Lawyers in the penalty trial of Parkland school shooter argued over whether they could ask jurors about their feelings towards yesterday’s mass shooting at a Texas elementary school.

Attorneys for Nikolas Cruz clashed with prosecutors, saying they should be allowed to ask potential jurors directly about their knowledge and feelings about the Uvalde, Texas, shootings that left 19 students and two teachers dead on Tuesday. The 18-year-old shooter also died.

“The community can unfortunately identify with what’s going on in Texas,” said McNeill, who stopped several times to keep herself from crying. The lawyers need to find out “if these jurors believe they are in a position to sit in a case like this. We can’t ignore this.”

Tom Hoyer, whose 15-year-old son Luke died in the Parkland shooting, stood outside the courtroom Wednesday, his voice breaking and knees shaking at he talked about the Texas killings. He said he was in physical pain thinking about what the victims’ parents experienced.

“I know what those families had to endure sitting in a room waiting to hear that their child is laying in a school on a floor. It is heartbreaking, heartbreaking,” said Hoyer, who frequently attends jury selection with his wife and the parents of another victim. “I hope their journey through all of this is a lot faster than ours.”

Judge Elizabeth Scherer ruled that McNeill and her team could ask potential jurors general questions about their feelings on school shootings and the murder of children and whether they could still be fair, but not specifically about Texas.
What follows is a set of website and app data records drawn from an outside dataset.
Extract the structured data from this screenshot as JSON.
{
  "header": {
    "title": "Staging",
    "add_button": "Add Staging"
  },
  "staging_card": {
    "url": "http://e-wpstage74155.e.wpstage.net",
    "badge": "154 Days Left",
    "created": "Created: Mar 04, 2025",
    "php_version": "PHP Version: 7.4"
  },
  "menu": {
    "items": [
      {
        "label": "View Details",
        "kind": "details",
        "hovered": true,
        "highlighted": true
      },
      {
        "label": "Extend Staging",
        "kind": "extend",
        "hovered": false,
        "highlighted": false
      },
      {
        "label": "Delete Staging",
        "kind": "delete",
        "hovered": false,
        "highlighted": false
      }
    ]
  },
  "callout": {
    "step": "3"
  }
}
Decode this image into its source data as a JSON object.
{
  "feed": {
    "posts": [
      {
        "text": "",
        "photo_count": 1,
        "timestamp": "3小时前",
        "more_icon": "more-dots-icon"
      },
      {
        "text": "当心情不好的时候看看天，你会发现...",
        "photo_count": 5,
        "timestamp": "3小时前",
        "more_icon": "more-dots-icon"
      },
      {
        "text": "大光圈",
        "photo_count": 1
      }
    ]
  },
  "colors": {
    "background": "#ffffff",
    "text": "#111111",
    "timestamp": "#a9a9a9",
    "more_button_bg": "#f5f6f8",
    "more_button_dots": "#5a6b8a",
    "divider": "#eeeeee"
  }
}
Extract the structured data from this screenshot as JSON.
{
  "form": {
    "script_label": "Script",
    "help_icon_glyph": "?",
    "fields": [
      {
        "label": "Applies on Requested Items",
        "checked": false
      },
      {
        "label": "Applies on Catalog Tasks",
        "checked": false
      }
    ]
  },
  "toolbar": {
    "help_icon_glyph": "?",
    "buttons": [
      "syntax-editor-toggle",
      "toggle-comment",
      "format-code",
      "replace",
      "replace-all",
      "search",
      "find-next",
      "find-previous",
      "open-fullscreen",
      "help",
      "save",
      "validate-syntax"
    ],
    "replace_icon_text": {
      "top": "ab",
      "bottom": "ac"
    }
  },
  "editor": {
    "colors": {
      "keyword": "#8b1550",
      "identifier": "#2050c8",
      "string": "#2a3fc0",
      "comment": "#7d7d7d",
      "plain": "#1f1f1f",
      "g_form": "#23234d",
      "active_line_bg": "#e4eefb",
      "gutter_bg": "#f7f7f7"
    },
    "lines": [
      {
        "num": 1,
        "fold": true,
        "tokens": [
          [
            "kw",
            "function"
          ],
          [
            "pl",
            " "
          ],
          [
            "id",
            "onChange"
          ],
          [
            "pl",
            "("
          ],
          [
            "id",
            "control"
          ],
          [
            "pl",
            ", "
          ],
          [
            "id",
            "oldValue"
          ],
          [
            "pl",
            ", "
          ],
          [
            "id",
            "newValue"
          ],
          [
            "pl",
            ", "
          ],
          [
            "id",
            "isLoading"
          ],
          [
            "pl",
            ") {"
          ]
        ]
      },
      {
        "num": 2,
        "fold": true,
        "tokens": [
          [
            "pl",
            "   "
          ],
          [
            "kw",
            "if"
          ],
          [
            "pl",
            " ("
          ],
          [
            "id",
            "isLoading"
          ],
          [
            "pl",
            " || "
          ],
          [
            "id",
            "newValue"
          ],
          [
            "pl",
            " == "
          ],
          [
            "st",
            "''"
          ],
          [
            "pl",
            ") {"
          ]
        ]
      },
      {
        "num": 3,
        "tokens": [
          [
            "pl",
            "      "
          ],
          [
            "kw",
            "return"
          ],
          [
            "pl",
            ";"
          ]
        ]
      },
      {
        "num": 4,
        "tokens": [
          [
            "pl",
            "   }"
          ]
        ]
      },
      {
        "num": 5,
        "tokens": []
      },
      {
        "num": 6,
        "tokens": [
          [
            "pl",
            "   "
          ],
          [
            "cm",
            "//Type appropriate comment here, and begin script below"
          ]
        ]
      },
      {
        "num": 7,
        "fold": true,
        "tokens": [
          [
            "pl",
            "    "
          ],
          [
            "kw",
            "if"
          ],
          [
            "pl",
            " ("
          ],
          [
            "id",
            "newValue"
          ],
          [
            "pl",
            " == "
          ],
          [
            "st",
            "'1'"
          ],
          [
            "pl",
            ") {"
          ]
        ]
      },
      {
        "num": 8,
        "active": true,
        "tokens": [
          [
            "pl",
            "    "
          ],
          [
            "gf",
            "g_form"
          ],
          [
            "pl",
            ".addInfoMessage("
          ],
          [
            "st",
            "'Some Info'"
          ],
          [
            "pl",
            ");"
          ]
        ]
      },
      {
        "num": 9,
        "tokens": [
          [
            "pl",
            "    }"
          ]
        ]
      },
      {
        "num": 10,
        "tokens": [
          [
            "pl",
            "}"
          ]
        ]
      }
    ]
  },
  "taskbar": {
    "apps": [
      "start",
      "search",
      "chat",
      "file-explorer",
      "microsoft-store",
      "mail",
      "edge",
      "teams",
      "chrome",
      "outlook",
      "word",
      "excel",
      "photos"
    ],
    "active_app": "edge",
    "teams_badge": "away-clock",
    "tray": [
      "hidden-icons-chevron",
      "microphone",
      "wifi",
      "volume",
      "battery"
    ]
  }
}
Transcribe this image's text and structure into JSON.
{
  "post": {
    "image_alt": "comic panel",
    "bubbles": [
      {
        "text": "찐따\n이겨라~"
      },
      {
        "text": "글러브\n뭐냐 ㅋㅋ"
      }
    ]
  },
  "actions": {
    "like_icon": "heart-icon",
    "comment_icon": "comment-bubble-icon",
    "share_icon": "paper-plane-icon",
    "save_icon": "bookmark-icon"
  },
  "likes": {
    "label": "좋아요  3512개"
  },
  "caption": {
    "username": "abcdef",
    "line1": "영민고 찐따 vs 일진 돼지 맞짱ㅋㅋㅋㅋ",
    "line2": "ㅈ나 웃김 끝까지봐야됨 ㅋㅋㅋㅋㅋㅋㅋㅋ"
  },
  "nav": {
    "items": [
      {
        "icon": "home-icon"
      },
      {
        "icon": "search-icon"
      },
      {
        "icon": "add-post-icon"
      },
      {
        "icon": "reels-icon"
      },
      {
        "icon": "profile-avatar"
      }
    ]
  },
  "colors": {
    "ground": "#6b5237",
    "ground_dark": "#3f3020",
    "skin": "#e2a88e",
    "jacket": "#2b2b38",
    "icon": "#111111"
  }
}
Cruz, 23, pleaded guilty in October to murdering 17 and wounding 17 others at Marjory Stoneman Douglas High School on Feb. 14, 2018.

A jury is being selected to decide whether the former Stoneman Douglas student is sentenced to death or life in prison without parole — a process that has slogged on for almost two months and has at least a month to go before an expected four-month trial. The lawyers have questioned 1,900 potential jurors, slimming the group down to about 300 as they seek 12 panelists and eight alternates through a three-stage interview process.

Carolyn McCann, a state prosecutor, argued that Cruz’s case must be kept separate from other school shootings and that Texas should not be mentioned.

She pointed out that 27 other school shootings have happened in the U.S. just this year — more than one per week. Even when McCann originally erred and repeatedly said there had been 127 school shootings, no one questioned it.

“There's been 27 school shootings this year, there's going to be more unfortunately. The defendant is not special. He's not unique. He's not extraordinary. And unfortunately, and very sadly, this is a crime that has happened before, and it will happen again. And we cannot break and keep editing the questions and tailoring them every time. Something terrible and unbelievable happens,” she told Judge Elizabeth Scherer.

The Texas shootings were even brought up unprompted by a potential juror — “We all know what happened yesterday” — drawing nods from many of the other 12 prospects in her group.

Cruz’s trial, which is now the fifth-deadliest U.S. school shooting, continues next week.

Lawyers interviewed 13 potential jurors Wednesday. Eight will return next month for the third and final phase of jury selection. So far, 35 potential jurors are cleared for phase three, meaning they are able to sit on a jury for about four months and did not express views on the death penalty that disqualify them from service.

This story used details reported by the Associated Press.